I’m going to be grouchy about grammar today. What I’m seeing lately online and on paper drives me nuts. Now I know most people don’t care, but your editor will nod and smile if you get it right. She’ll say, “Ah, here’s someone who cares about language.”
I’m only going to give two examples today so that you can focus on just these two.
1) The past tense of sink, not the thing in your kitchen but what you do when you’re in deep water weighted down with rocks, is “sank.” More and more, I’m seeing “sunk” as the past tense, as in “The boat sunk to the bottom of the bay.” No! It should be “sank.” “The boat sank to the bottom of the bay.” Sunk is another thing, as in “It would have been tragic if the boat had sunk to the bottom of the bay.” Sink, sank, sunk.
The same rule applies to drink. I drink, I drank yesterday, I’m calling a cab because I have drunk too much to drive. Drink, drank, drunk.
2) Lay and lie. I know a lot of people, including many writers, who just throw up their hands and say “who cares?” Or they really think they have it right, and they don’t. This one is crazy confusing. Whoever invented it must have decided to drink, he drank, and he got drunk. And then he lay down on the nasty sticky floor of the bar and passed out after inventing the lay-lie rules.
To lie down is to recline, spread your body out on a floor, bed, sofa or whatever. If you did it a while ago, you lay down. If your boss asks why you didn’t come to work, you could say you had lain down for a while.
To lay down is to put or place something, as in I lay my laptop computer on the table right now. I know, I know, it’s the same word as the past tense for lie. It gets even crazier. The past tense for lay is “laid,” as in “I laid my laptop on the table.” And the past participle as in “I had laid it on the table, but now it’s not there,” is the same word.
And, of course, to lie is also to tell a fib. What a confusing language.
As I said, they drank and got drunk before they made up the rules.
You can find websites that will check your grammar for you, and most word processing programs will do some grammar checking for you, but I urge you not to trust them. A writer should know how to use his tools. Learn the rules and follow them—even if you’re the only one who knows the difference.
Some sources to check:
http://grammar.quickanddirtytips.com by Mignon Fogarty, author of Grammar Girl’s Quick and Dirty Tips for Better Writing. In fact, why not buy the book?
>Last week I promised to go over the rules for punctuating quotes. It’s surprising how many people just don’t get it, but editors get tired of fixing misplaced quotation marks, commas, periods, and their kin.
Here are a few guidelines:
* Beginning a quote requires beginning a new paragraph.
“Why don’t you buy a new car?” Jane asked. “The Ford dealership has some great bargains right now.”
“It’s too expensive,” Smith said.

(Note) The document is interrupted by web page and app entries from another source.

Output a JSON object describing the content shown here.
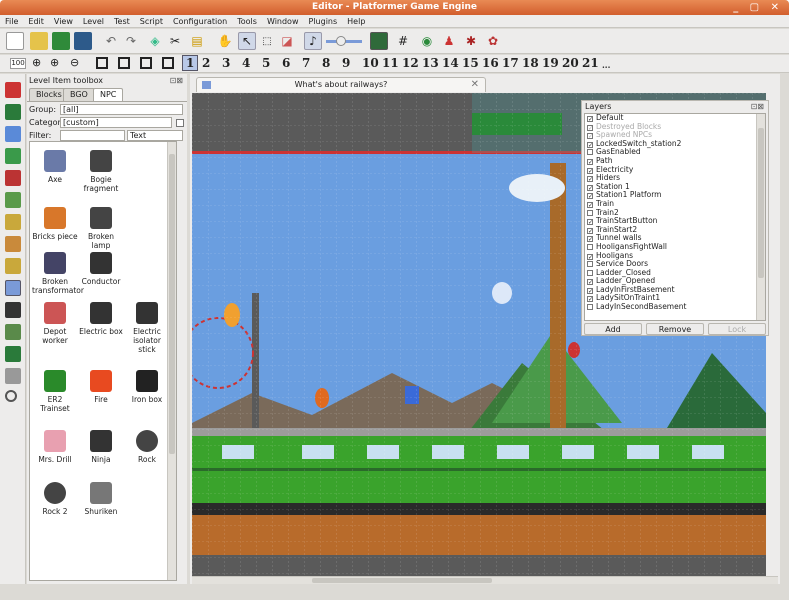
{
  "window": {
    "title": "Editor - Platformer Game Engine",
    "controls": "_ ▢ ✕"
  },
  "menu": [
    "File",
    "Edit",
    "View",
    "Level",
    "Test",
    "Script",
    "Configuration",
    "Tools",
    "Window",
    "Plugins",
    "Help"
  ],
  "toolbar": {
    "zoom": "100",
    "sections": [
      "1",
      "2",
      "3",
      "4",
      "5",
      "6",
      "7",
      "8",
      "9",
      "10",
      "11",
      "12",
      "13",
      "14",
      "15",
      "16",
      "17",
      "18",
      "19",
      "20",
      "21",
      "..."
    ]
  },
  "toolbox": {
    "title": "Level Item toolbox",
    "tabs": [
      "Blocks",
      "BGO",
      "NPC"
    ],
    "active_tab": "NPC",
    "group_label": "Group:",
    "group_value": "[all]",
    "category_label": "Category:",
    "category_value": "[custom]",
    "filter_label": "Filter:",
    "filter_value": "",
    "filter_mode": "Text",
    "items": [
      {
        "name": "Axe"
      },
      {
        "name": "Bogie fragment"
      },
      {
        "name": ""
      },
      {
        "name": "Bricks piece"
      },
      {
        "name": "Broken lamp"
      },
      {
        "name": ""
      },
      {
        "name": "Broken transformator"
      },
      {
        "name": "Conductor"
      },
      {
        "name": ""
      },
      {
        "name": "Depot worker"
      },
      {
        "name": "Electric box"
      },
      {
        "name": "Electric isolator stick"
      },
      {
        "name": "ER2 Trainset"
      },
      {
        "name": "Fire"
      },
      {
        "name": "Iron box"
      },
      {
        "name": "Mrs. Drill"
      },
      {
        "name": "Ninja"
      },
      {
        "name": "Rock"
      },
      {
        "name": "Rock 2"
      },
      {
        "name": "Shuriken"
      },
      {
        "name": ""
      }
    ]
  },
  "document": {
    "tab_title": "What's about railways?",
    "close": "✕"
  },
  "layers": {
    "title": "Layers",
    "items": [
      {
        "name": "Default",
        "checked": true,
        "disabled": false
      },
      {
        "name": "Destroyed Blocks",
        "checked": true,
        "disabled": true
      },
      {
        "name": "Spawned NPCs",
        "checked": true,
        "disabled": true
      },
      {
        "name": "LockedSwitch_station2",
        "checked": true,
        "disabled": false
      },
      {
        "name": "GasEnabled",
        "checked": false,
        "disabled": false
      },
      {
        "name": "Path",
        "checked": true,
        "disabled": false
      },
      {
        "name": "Electricity",
        "checked": true,
        "disabled": false
      },
      {
        "name": "Hiders",
        "checked": true,
        "disabled": false
      },
      {
        "name": "Station 1",
        "checked": true,
        "disabled": false
      },
      {
        "name": "Station1 Platform",
        "checked": true,
        "disabled": false
      },
      {
        "name": "Train",
        "checked": true,
        "disabled": false
      },
      {
        "name": "Train2",
        "checked": false,
        "disabled": false
      },
      {
        "name": "TrainStartButton",
        "checked": true,
        "disabled": false
      },
      {
        "name": "TrainStart2",
        "checked": true,
        "disabled": false
      },
      {
        "name": "Tunnel walls",
        "checked": true,
        "disabled": false
      },
      {
        "name": "HooligansFightWall",
        "checked": false,
        "disabled": false
      },
      {
        "name": "Hooligans",
        "checked": true,
        "disabled": false
      },
      {
        "name": "Service Doors",
        "checked": false,
        "disabled": false
      },
      {
        "name": "Ladder_Closed",
        "checked": false,
        "disabled": false
      },
      {
        "name": "Ladder_Opened",
        "checked": true,
        "disabled": false
      },
      {
        "name": "LadyInFirstBasement",
        "checked": true,
        "disabled": false
      },
      {
        "name": "LadySitOnTraint1",
        "checked": true,
        "disabled": false
      },
      {
        "name": "LadyInSecondBasement",
        "checked": false,
        "disabled": false
      }
    ],
    "buttons": {
      "add": "Add",
      "remove": "Remove",
      "lock": "Lock"
    }
  },
  "colors": {
    "titlebar": "#d9652f",
    "sky": "#5f95d6",
    "grass": "#1f7a2a",
    "train": "#3aa32c",
    "dirt": "#b86b2b"
  }
}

* In the U.S., direct quotes–which means you write exactly what they said–call for double quotation marks on each end. “It’s too expensive,” Smith said.
* The other punctuation goes INSIDE the quotation marks. See where the comma is in the above quote?
* A quote within a quote calls for single quotation marks. “My daughter said, ‘It’s not that expensive,'” Smith added.
* If an attribution such as “Smith said” comes after the quotation, end the quotation with a comma because the sentence isn’t finished yet. The period goes after Smith said.
* If the word that follows the quotation is not a proper noun, don’t capitalize it.
“It’s too expensive,” he said.
* If you are paraphrasing, rather than using a direct quote, don’t put quotation marks around it. For example, Smith said it was too expensive.
* If you want to show us an emotion, pick a quote that shows it or include a gesture or expression that conveys how the speaker feels. For example, don’t write, “It’s too expensive,” Smith said angrily. How about, “It’s too damned expensive,” Smith said. Or, “It’s too expensive,” Smith said, pounding the table with his fist.
For more on punctuation, check the Associated Press Stylebook, which is the guide for most newspapers. For books and magazine articles, many editors use the Chicago Manual of Style. A great online reference is grammarbook.com, which not only explains things clearly, but offers quizzes to test yourself.